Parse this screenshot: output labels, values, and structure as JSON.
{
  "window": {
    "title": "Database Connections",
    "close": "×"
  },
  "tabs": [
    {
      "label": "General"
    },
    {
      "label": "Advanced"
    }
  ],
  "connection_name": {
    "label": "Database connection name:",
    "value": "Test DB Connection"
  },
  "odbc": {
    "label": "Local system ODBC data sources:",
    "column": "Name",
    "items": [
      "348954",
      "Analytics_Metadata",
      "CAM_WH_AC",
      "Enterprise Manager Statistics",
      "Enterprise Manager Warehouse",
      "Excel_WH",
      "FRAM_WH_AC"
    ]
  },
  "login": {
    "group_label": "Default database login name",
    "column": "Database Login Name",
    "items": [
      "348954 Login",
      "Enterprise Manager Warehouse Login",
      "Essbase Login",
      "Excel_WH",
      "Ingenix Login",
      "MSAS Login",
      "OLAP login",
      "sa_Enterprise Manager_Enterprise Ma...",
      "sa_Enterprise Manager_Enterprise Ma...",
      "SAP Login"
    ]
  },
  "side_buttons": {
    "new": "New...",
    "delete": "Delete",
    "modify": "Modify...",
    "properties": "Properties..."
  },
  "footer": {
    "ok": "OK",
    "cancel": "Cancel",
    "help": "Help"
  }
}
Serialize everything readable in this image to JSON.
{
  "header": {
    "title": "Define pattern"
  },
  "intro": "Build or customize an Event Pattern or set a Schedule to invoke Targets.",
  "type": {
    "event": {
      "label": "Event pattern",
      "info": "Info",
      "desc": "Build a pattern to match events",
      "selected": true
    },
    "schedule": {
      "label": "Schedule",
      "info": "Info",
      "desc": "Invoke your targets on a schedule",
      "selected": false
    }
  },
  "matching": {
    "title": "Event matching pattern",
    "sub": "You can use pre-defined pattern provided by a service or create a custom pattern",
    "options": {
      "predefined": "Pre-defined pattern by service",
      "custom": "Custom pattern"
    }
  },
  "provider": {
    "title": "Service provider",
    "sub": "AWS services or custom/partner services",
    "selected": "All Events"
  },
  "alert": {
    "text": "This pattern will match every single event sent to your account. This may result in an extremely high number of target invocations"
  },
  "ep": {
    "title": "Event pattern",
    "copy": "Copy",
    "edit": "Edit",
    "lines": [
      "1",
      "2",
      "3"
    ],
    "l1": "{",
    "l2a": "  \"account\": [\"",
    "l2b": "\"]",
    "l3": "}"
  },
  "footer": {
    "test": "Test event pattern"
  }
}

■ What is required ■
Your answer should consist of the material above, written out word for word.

■ Answer section ■
Parse this screenshot: output labels, values, and structure as JSON.
{
  "window": {
    "title": "Database Connections",
    "close": "×"
  },
  "tabs": [
    {
      "label": "General"
    },
    {
      "label": "Advanced"
    }
  ],
  "connection_name": {
    "label": "Database connection name:",
    "value": "Test DB Connection"
  },
  "odbc": {
    "label": "Local system ODBC data sources:",
    "column": "Name",
    "items": [
      "348954",
      "Analytics_Metadata",
      "CAM_WH_AC",
      "Enterprise Manager Statistics",
      "Enterprise Manager Warehouse",
      "Excel_WH",
      "FRAM_WH_AC"
    ]
  },
  "login": {
    "group_label": "Default database login name",
    "column": "Database Login Name",
    "items": [
      "348954 Login",
      "Enterprise Manager Warehouse Login",
      "Essbase Login",
      "Excel_WH",
      "Ingenix Login",
      "MSAS Login",
      "OLAP login",
      "sa_Enterprise Manager_Enterprise Ma...",
      "sa_Enterprise Manager_Enterprise Ma...",
      "SAP Login"
    ]
  },
  "side_buttons": {
    "new": "New...",
    "delete": "Delete",
    "modify": "Modify...",
    "properties": "Properties..."
  },
  "footer": {
    "ok": "OK",
    "cancel": "Cancel",
    "help": "Help"
  }
}
Serialize everything readable in this image to JSON.
{
  "header": {
    "title": "Define pattern"
  },
  "intro": "Build or customize an Event Pattern or set a Schedule to invoke Targets.",
  "type": {
    "event": {
      "label": "Event pattern",
      "info": "Info",
      "desc": "Build a pattern to match events",
      "selected": true
    },
    "schedule": {
      "label": "Schedule",
      "info": "Info",
      "desc": "Invoke your targets on a schedule",
      "selected": false
    }
  },
  "matching": {
    "title": "Event matching pattern",
    "sub": "You can use pre-defined pattern provided by a service or create a custom pattern",
    "options": {
      "predefined": "Pre-defined pattern by service",
      "custom": "Custom pattern"
    }
  },
  "provider": {
    "title": "Service provider",
    "sub": "AWS services or custom/partner services",
    "selected": "All Events"
  },
  "alert": {
    "text": "This pattern will match every single event sent to your account. This may result in an extremely high number of target invocations"
  },
  "ep": {
    "title": "Event pattern",
    "copy": "Copy",
    "edit": "Edit",
    "lines": [
      "1",
      "2",
      "3"
    ],
    "l1": "{",
    "l2a": "  \"account\": [\"",
    "l2b": "\"]",
    "l3": "}"
  },
  "footer": {
    "test": "Test event pattern"
  }
}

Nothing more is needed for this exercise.